[MATERIAL SUPPLIED — start]

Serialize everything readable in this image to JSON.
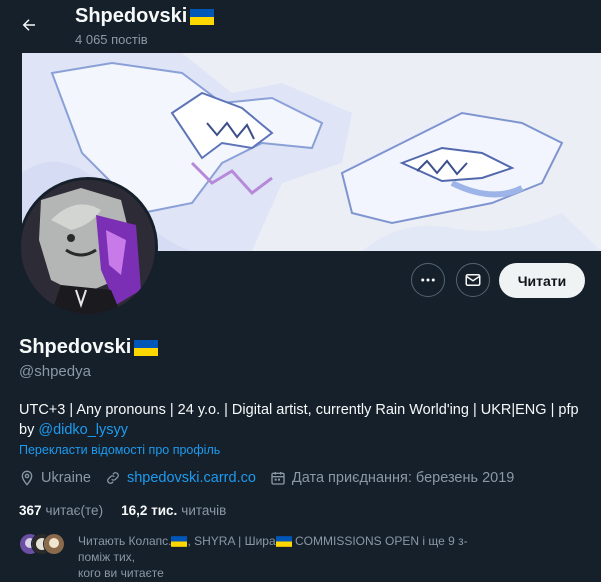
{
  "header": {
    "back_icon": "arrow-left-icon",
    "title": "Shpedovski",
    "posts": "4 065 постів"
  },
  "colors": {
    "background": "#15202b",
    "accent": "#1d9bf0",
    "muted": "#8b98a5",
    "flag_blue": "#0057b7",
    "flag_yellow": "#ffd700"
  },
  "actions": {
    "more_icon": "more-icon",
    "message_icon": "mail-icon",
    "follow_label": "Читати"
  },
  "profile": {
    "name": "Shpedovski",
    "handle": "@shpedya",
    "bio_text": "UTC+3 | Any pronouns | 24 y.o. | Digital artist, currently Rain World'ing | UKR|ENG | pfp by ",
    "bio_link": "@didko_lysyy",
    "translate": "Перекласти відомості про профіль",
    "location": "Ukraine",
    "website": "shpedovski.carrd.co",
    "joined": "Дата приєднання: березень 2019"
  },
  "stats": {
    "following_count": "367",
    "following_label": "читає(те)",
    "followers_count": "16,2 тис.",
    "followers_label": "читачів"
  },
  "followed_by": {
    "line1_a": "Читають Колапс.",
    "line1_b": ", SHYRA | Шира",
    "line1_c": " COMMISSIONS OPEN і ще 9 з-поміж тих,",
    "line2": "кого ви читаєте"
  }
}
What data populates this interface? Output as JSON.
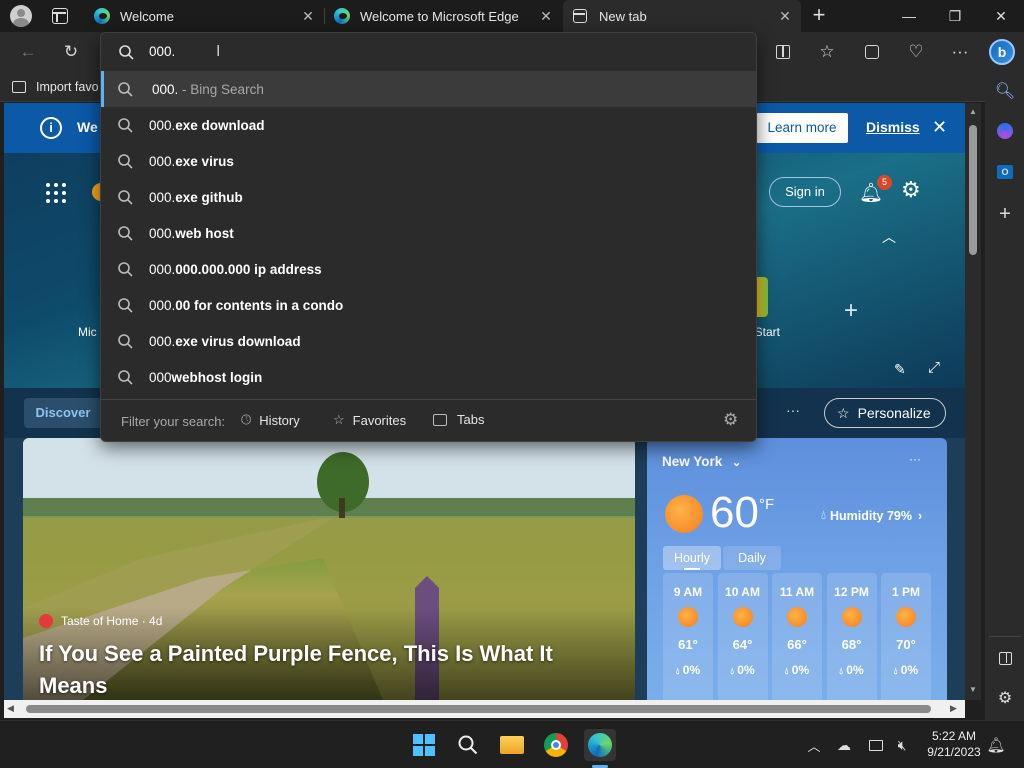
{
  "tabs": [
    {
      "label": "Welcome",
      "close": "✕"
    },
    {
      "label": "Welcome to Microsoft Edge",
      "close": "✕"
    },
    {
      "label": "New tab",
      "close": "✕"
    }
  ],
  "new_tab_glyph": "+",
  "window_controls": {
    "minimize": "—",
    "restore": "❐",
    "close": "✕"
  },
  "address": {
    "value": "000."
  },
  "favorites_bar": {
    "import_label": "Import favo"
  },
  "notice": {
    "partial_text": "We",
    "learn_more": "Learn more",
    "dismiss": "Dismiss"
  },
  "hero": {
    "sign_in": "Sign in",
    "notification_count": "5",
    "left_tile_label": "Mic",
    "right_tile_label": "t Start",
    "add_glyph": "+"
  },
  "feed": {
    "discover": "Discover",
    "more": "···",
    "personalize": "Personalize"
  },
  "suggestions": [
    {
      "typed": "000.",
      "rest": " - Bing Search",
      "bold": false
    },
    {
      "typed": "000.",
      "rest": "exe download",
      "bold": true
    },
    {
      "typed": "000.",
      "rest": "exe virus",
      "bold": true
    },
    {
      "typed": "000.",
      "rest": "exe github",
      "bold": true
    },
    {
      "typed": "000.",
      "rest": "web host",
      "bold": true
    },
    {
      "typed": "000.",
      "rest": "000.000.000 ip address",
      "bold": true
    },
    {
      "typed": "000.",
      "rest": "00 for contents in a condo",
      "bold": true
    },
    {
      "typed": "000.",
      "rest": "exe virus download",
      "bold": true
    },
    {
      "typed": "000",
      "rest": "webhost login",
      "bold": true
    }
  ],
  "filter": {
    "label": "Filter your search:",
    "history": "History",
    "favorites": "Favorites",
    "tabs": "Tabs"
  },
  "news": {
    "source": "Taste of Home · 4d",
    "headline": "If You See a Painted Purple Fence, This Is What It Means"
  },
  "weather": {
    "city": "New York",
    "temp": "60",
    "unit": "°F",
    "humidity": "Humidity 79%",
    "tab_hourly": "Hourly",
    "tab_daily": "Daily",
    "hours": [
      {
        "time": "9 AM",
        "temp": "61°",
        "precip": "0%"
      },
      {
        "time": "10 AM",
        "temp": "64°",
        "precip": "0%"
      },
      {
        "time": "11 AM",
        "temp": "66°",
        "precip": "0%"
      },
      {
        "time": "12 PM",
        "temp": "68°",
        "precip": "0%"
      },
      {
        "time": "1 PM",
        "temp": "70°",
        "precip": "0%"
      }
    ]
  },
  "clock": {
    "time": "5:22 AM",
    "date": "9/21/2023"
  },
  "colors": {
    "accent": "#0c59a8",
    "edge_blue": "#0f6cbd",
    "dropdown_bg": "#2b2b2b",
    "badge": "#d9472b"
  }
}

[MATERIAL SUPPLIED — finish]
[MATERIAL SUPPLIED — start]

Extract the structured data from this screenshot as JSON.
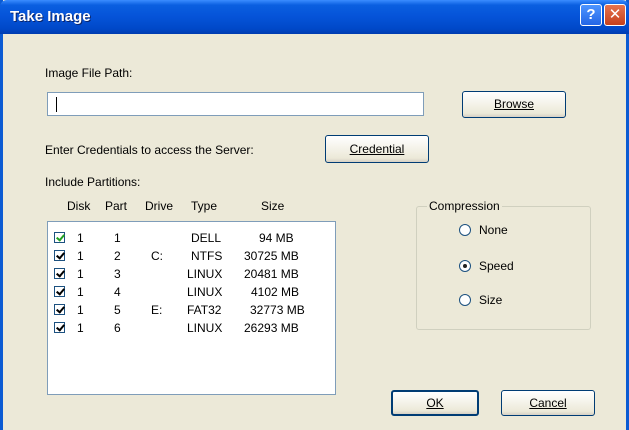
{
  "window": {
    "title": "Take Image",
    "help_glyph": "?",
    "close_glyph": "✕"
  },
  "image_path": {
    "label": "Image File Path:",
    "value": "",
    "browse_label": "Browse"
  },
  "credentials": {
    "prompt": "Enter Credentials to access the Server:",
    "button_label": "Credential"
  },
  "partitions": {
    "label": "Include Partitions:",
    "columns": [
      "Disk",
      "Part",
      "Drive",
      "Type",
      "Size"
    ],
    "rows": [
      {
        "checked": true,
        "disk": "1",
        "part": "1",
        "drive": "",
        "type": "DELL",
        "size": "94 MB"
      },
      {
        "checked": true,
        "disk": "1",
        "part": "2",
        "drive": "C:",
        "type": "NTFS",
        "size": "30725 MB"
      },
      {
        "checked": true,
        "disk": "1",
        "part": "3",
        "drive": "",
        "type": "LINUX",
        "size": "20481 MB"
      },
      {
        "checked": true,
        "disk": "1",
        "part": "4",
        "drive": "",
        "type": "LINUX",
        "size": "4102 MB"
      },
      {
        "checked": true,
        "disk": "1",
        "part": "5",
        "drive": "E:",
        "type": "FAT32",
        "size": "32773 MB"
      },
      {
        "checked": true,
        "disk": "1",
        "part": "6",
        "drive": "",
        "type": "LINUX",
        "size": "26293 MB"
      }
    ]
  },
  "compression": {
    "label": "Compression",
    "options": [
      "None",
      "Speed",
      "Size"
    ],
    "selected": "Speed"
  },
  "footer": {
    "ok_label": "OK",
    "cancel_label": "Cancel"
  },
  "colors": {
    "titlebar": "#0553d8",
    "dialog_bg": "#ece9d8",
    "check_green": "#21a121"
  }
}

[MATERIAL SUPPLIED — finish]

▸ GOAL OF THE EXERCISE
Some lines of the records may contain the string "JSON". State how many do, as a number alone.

▸ ANSWER BOX
3